  • The goal is increased efficiency, reduced inventory management costs, and improved machine operating rates.

THK, Inc. developed the OMNI edge as a predictive analytics system. The system uses a secure communications network to analyze periodic real-time data of machine components and perform predictive failure detection. Predictive analysis allows users to take bite-sized chunks of big data to determine the future behavior of machines. The data can point out what users can learn from past events like machine breakdowns. It does this by using artificial intelligence to explore historical data, identify patterns, and answer the question, “What’s going to happen next?”

The technology of OMNI edge uses an algorithm and reference data to quantify the status of components, monitor their condition, and detect parts failures before they occur.
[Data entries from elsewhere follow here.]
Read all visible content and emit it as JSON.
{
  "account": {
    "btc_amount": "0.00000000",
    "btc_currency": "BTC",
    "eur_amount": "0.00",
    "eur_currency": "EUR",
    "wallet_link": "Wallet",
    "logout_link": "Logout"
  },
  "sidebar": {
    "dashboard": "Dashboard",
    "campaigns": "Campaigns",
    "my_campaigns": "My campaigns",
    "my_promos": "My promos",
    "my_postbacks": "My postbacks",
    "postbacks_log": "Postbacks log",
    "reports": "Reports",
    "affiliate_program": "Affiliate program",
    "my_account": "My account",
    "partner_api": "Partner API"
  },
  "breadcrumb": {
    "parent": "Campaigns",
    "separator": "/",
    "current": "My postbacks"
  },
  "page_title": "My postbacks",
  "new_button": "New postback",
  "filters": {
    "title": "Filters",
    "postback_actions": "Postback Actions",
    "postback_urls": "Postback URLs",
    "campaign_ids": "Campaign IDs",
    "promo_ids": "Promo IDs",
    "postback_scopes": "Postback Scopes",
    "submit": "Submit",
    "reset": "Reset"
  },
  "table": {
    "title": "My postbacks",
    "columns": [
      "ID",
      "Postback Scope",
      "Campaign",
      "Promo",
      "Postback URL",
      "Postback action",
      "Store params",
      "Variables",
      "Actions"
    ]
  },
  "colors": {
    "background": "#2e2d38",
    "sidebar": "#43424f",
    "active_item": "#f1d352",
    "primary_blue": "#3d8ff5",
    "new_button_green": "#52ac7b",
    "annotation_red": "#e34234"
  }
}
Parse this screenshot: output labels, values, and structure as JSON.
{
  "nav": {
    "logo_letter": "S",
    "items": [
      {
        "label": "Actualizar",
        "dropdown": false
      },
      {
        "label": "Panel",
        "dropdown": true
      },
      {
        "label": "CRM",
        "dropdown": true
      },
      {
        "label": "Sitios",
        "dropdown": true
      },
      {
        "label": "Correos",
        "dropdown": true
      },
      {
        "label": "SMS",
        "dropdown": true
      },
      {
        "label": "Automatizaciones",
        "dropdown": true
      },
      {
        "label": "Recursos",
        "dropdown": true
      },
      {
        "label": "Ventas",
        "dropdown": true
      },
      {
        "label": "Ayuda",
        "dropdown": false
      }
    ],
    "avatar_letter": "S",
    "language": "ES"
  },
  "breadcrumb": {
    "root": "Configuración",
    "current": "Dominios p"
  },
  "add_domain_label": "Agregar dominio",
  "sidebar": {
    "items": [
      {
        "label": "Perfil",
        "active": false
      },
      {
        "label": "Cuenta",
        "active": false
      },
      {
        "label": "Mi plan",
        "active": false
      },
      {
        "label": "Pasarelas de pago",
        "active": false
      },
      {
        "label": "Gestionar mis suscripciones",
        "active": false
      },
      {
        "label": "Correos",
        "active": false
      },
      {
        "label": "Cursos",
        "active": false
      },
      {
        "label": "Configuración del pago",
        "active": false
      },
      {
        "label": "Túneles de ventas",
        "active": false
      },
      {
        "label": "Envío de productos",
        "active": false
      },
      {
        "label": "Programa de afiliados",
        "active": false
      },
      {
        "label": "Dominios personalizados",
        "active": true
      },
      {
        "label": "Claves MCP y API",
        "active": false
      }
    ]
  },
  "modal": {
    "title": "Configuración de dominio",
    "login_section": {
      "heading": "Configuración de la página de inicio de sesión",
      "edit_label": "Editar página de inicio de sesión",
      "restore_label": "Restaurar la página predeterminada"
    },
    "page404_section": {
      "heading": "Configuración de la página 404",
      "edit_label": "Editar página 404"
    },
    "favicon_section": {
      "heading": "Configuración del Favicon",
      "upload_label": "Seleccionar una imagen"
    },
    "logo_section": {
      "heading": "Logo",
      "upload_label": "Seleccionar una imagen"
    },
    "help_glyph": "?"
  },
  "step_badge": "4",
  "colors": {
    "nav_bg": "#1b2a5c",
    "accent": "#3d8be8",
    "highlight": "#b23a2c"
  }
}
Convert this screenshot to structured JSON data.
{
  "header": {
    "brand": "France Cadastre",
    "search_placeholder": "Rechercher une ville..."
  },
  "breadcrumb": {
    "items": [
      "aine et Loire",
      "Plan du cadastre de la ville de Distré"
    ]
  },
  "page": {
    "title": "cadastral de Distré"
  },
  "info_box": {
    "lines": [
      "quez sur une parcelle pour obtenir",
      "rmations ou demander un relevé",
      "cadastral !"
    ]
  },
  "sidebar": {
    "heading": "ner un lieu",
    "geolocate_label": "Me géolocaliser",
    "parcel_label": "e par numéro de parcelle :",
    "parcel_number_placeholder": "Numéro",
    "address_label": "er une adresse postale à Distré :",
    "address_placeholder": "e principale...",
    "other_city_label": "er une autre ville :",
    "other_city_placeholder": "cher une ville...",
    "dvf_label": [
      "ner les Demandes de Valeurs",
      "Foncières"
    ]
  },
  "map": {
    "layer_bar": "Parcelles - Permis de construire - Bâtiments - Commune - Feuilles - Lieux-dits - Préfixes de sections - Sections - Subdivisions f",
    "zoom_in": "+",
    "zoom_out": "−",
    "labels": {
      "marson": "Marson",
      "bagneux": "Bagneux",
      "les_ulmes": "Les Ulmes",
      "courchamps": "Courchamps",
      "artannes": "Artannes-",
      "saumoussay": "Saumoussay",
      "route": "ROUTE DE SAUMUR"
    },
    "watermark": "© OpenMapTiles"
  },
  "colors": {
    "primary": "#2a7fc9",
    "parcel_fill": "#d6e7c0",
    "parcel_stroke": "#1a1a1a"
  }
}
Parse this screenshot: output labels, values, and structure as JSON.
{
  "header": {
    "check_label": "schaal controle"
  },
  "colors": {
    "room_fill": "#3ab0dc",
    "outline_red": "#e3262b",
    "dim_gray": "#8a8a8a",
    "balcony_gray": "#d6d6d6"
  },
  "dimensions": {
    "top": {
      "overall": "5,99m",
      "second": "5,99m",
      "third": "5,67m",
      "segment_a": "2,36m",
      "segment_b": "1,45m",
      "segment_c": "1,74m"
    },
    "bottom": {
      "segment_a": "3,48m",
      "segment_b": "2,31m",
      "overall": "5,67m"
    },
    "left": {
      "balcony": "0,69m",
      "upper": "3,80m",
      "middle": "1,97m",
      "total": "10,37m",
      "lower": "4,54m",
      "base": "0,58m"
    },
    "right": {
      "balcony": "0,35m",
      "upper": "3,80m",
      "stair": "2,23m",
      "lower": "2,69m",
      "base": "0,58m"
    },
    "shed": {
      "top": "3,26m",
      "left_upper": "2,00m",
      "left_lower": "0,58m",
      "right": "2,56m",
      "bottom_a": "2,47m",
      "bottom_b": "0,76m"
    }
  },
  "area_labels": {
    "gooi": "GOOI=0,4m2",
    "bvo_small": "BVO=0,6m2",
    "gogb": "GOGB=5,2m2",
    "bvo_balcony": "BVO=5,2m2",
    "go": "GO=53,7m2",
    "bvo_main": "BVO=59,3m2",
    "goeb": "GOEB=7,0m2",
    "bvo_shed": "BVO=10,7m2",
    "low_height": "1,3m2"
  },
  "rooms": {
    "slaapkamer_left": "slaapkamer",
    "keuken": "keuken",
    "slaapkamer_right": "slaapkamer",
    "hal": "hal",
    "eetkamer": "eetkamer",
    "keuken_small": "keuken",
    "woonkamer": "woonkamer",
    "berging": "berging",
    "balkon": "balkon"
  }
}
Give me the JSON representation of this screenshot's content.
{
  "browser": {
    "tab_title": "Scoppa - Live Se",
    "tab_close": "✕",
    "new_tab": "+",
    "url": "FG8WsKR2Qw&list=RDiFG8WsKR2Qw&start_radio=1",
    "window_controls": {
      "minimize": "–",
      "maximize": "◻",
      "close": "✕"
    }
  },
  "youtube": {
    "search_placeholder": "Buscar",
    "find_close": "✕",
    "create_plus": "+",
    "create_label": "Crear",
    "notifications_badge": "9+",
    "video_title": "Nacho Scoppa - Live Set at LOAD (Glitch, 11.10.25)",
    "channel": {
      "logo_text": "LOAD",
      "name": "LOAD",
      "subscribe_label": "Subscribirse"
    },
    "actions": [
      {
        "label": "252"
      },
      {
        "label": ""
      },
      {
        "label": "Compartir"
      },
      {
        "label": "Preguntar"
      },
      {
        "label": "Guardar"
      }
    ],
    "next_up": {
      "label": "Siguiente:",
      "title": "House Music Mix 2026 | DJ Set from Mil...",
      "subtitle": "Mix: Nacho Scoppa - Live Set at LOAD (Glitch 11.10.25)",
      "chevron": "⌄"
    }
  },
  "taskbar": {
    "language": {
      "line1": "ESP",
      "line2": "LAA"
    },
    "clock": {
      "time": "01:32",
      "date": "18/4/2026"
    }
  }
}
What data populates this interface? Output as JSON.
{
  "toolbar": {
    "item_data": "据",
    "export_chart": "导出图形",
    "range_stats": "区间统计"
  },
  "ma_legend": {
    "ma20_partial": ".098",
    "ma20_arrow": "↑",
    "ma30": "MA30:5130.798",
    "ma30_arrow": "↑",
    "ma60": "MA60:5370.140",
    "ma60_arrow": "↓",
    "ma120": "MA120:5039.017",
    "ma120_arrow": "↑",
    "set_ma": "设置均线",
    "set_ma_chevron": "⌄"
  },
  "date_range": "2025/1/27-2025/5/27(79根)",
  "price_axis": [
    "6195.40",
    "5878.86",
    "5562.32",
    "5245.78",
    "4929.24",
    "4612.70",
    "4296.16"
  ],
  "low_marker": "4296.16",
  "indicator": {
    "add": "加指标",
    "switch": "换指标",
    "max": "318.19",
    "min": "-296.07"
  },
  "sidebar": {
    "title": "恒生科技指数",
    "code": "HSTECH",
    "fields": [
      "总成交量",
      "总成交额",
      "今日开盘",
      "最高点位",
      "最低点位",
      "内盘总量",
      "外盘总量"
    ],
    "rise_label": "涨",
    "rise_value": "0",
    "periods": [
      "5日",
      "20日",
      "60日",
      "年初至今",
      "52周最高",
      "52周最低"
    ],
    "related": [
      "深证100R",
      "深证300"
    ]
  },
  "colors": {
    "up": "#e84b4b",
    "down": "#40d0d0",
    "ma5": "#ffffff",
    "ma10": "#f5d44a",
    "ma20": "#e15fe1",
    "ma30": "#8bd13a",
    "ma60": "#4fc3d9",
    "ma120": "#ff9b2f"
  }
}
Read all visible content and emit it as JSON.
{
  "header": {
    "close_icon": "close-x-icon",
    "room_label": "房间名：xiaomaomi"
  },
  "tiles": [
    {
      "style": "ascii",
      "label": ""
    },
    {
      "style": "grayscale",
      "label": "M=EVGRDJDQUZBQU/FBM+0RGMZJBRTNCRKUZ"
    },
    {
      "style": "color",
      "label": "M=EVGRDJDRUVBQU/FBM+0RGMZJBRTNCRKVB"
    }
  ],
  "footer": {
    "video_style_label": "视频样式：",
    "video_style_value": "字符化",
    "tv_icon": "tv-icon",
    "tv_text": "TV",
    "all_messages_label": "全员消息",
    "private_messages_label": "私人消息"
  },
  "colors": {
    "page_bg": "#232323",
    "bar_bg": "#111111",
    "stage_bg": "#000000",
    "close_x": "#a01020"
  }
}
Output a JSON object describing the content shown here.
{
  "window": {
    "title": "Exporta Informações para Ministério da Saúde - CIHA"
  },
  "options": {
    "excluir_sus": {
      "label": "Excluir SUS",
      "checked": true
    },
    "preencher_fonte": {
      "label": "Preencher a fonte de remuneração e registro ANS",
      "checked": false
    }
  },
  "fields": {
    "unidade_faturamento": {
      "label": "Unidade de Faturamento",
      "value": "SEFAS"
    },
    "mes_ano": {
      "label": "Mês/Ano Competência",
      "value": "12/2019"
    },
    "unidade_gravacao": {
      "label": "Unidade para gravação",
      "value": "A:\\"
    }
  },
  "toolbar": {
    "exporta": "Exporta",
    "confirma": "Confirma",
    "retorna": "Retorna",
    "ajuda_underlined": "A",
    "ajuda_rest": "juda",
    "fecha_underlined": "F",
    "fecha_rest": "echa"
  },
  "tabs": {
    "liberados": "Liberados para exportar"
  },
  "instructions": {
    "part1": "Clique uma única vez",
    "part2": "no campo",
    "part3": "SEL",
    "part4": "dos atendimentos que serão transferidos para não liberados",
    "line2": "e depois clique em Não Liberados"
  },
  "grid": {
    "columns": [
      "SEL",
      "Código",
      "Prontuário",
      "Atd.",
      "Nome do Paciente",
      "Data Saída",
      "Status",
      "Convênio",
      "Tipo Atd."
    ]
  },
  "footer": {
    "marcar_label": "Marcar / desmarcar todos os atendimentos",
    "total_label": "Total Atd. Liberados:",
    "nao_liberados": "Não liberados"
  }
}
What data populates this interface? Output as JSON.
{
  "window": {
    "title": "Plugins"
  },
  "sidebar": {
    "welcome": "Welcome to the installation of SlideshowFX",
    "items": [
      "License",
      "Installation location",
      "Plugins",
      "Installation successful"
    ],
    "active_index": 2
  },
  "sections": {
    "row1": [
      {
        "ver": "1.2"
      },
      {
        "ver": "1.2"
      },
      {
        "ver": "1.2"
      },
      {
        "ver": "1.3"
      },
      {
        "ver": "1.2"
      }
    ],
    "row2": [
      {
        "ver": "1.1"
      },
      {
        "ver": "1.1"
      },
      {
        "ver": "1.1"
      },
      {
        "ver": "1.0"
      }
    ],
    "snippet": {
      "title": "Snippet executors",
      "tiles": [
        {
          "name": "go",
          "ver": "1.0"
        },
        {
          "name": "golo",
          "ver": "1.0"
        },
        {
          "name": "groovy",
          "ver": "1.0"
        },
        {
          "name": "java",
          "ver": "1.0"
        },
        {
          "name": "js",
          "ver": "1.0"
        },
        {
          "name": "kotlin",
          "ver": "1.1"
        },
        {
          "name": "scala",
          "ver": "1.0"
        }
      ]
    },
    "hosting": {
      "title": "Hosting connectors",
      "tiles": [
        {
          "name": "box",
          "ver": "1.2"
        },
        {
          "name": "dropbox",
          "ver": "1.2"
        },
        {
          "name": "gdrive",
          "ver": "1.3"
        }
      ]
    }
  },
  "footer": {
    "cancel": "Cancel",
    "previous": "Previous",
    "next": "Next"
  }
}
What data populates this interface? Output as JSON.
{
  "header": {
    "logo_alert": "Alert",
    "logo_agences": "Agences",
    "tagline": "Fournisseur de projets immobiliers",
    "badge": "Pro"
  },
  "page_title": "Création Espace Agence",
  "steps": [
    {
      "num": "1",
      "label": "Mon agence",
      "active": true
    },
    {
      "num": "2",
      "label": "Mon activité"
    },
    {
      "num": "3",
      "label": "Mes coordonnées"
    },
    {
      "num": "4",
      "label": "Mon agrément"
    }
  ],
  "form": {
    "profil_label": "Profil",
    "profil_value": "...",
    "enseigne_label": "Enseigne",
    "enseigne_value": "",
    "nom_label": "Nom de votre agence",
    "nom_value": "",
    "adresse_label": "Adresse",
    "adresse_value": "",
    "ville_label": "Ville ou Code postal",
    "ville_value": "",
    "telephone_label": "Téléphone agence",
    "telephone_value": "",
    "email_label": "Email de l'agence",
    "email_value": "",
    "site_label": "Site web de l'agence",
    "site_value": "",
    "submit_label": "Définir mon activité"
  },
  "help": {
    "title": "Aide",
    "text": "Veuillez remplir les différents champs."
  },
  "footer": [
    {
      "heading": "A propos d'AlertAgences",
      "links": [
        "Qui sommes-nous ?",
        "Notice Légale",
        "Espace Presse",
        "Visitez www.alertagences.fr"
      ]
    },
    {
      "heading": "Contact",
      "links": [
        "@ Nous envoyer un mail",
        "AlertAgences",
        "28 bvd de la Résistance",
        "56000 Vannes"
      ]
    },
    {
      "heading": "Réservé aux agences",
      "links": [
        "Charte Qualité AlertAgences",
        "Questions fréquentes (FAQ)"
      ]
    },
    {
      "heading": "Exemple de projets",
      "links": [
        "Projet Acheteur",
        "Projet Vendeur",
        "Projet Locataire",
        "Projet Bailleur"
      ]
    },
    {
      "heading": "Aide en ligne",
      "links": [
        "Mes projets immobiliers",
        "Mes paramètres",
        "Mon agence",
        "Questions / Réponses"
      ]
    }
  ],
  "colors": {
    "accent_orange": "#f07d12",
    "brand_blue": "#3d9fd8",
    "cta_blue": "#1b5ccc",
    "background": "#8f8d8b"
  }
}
This greatly increases optimal machine operation as well as uptime. The overall goal is to make maintenance more efficient, reduce inventory management costs, and improve machine operating rates.

We caught up with Atsushi Matsui, general manager at THK America, Inc., to get the details on how the predictive analytics system works.

How and why was the OMNI edge predictive analytics system developed?

Atsushi Matsui: As we enter the 5G and 6G era, further strides will be made in automation and robotization once Industry 4.0 environments are established. The speed at which a company can achieve predictive failure detection and preventative measures will be critical as machines become increasingly interconnected. In this situation, a key feature of OMNI edge is that, in addition to being installed on new machines, it can also be added to the machines customers are currently using and are more concerned about. Furthermore, gathering and analyzing large volumes of data will enable us to not only perfect the service, but also develop new products and provide upgrades.

What type of machine issues does the system identify?

Atsushi Matsui:

  1. OMNI edge for linear motion systems

  2. OMNI edge for rotary equipment

  3. OMNI edge for cutting tools

How does the system use AI to determine “What’s going to happen next?”

Atsushi Matsui:

  1. OMNI edge for linear motion systems

  2. OMNI edge for rotary equipment

i. Alert when abnormality is detected

ii. Predicted failure mode

iii. Maintenance recommendation

iv. Diagnostic
3. OMNI edge for cutting tools

Explain the extensive reference data that is used to quantify the status of components. How does it work and how was it developed?

Atsushi Matsui:

  1. OMNI edge for linear motion systems

  2. OMNI edge for rotary equipment

  3. OMNI edge for cutting tools

How does OMNI edge reduce inventory management costs?

Atsushi Matsui: Traditionally, the MRO parts inventory is either overstocked due to a fear of unexpected failure or understocked, which causes the production line to stop.  Either case results in unwanted, excessive costs.  OMNI edge provides users with an ability to predict failure of machine components.  This allows the users to effectively manage their MRO parts inventory by optimizing the inventory quantity and procurement timing. 

About the Author(s)

Rob Spiegel

Rob Spiegel serves as a senior editor for Design News. He started with Design News in 2002 as a freelancer and hired on full-time in 2011. He covers automation, manufacturing, 3D printing, robotics, AI, and more.

Prior to Design News, he worked as a senior editor for Electronic News and Ecommerce Business. He has contributed to a wide range of industrial technology publications, including Automation World, Supply Chain Management Review, and Logistics Management. He is the author of six books.

Before covering technology, Rob spent 10 years as publisher and owner of Chile Pepper Magazine, a national consumer food publication.

As well as writing for Design News, Rob also participates in IME shows, webinars, and ebooks.

Sign up for the Design News Daily newsletter.

You May Also Like